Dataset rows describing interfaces
=== Begin Enclosure ===

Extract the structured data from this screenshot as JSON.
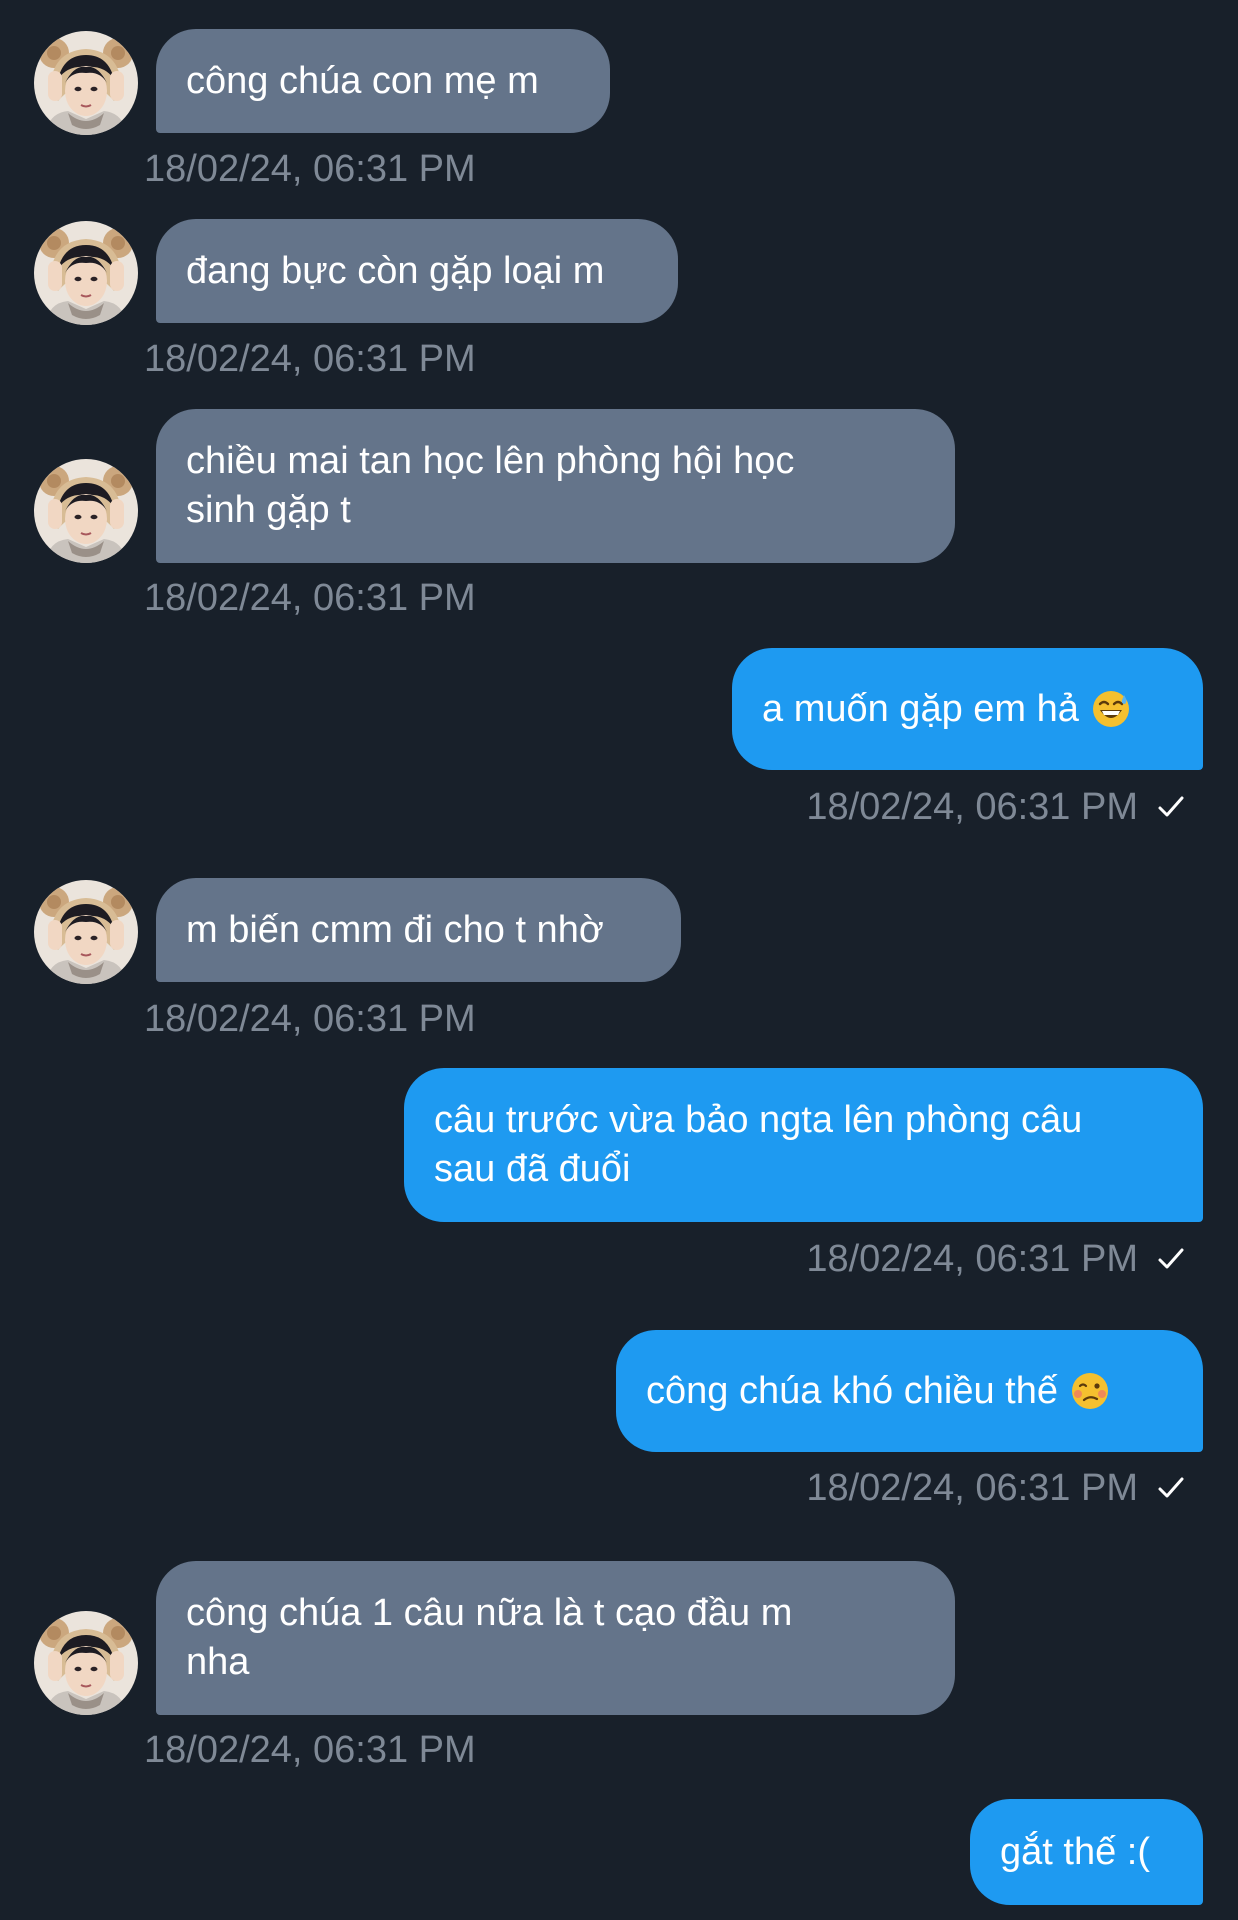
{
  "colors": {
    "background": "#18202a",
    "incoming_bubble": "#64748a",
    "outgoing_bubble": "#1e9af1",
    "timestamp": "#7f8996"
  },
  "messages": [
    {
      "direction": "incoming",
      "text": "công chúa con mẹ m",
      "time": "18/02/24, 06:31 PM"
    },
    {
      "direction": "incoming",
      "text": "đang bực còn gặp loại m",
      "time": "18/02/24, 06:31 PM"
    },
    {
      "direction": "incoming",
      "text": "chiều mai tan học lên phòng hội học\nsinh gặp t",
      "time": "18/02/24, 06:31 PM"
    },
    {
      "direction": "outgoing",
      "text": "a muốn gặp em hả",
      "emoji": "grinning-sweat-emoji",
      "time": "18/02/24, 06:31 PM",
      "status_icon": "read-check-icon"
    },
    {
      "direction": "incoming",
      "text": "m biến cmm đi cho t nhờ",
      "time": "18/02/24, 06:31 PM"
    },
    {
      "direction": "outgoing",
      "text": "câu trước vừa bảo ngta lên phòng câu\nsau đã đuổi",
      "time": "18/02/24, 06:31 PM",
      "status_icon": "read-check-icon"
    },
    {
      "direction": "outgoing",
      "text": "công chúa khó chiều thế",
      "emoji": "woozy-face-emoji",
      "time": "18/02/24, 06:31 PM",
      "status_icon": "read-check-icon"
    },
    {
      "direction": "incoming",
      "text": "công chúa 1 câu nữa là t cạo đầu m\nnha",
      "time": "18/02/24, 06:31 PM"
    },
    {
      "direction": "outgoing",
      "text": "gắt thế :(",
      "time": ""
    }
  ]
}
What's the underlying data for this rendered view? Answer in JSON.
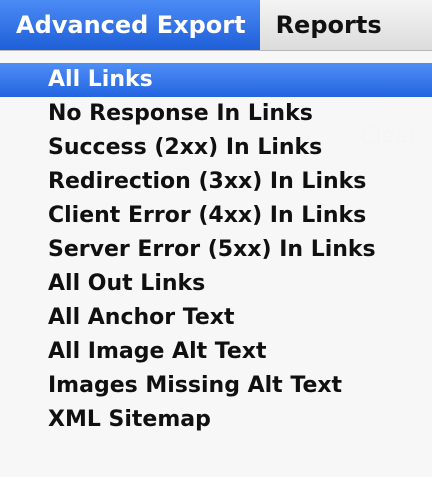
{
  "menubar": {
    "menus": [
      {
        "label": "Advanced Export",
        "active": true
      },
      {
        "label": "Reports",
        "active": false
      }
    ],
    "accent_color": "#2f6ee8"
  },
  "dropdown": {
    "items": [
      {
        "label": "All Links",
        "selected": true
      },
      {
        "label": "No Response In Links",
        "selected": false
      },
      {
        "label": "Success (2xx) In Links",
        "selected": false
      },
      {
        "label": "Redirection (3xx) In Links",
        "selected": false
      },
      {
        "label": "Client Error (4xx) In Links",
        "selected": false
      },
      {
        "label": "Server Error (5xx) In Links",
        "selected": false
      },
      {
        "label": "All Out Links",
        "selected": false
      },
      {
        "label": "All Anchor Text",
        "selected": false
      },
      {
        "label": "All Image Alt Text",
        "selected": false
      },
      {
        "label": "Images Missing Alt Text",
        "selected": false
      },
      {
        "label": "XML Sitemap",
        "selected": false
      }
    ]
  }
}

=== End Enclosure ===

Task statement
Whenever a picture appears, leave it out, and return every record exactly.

Task answer
Extract the structured data from this screenshot as JSON.
{
  "colors": {
    "background": "#18202a",
    "incoming_bubble": "#64748a",
    "outgoing_bubble": "#1e9af1",
    "timestamp": "#7f8996"
  },
  "messages": [
    {
      "direction": "incoming",
      "text": "công chúa con mẹ m",
      "time": "18/02/24, 06:31 PM"
    },
    {
      "direction": "incoming",
      "text": "đang bực còn gặp loại m",
      "time": "18/02/24, 06:31 PM"
    },
    {
      "direction": "incoming",
      "text": "chiều mai tan học lên phòng hội học\nsinh gặp t",
      "time": "18/02/24, 06:31 PM"
    },
    {
      "direction": "outgoing",
      "text": "a muốn gặp em hả",
      "emoji": "grinning-sweat-emoji",
      "time": "18/02/24, 06:31 PM",
      "status_icon": "read-check-icon"
    },
    {
      "direction": "incoming",
      "text": "m biến cmm đi cho t nhờ",
      "time": "18/02/24, 06:31 PM"
    },
    {
      "direction": "outgoing",
      "text": "câu trước vừa bảo ngta lên phòng câu\nsau đã đuổi",
      "time": "18/02/24, 06:31 PM",
      "status_icon": "read-check-icon"
    },
    {
      "direction": "outgoing",
      "text": "công chúa khó chiều thế",
      "emoji": "woozy-face-emoji",
      "time": "18/02/24, 06:31 PM",
      "status_icon": "read-check-icon"
    },
    {
      "direction": "incoming",
      "text": "công chúa 1 câu nữa là t cạo đầu m\nnha",
      "time": "18/02/24, 06:31 PM"
    },
    {
      "direction": "outgoing",
      "text": "gắt thế :(",
      "time": ""
    }
  ]
}
What's the underlying data for this rendered view? Answer in JSON.
{
  "menubar": {
    "menus": [
      {
        "label": "Advanced Export",
        "active": true
      },
      {
        "label": "Reports",
        "active": false
      }
    ],
    "accent_color": "#2f6ee8"
  },
  "dropdown": {
    "items": [
      {
        "label": "All Links",
        "selected": true
      },
      {
        "label": "No Response In Links",
        "selected": false
      },
      {
        "label": "Success (2xx) In Links",
        "selected": false
      },
      {
        "label": "Redirection (3xx) In Links",
        "selected": false
      },
      {
        "label": "Client Error (4xx) In Links",
        "selected": false
      },
      {
        "label": "Server Error (5xx) In Links",
        "selected": false
      },
      {
        "label": "All Out Links",
        "selected": false
      },
      {
        "label": "All Anchor Text",
        "selected": false
      },
      {
        "label": "All Image Alt Text",
        "selected": false
      },
      {
        "label": "Images Missing Alt Text",
        "selected": false
      },
      {
        "label": "XML Sitemap",
        "selected": false
      }
    ]
  }
}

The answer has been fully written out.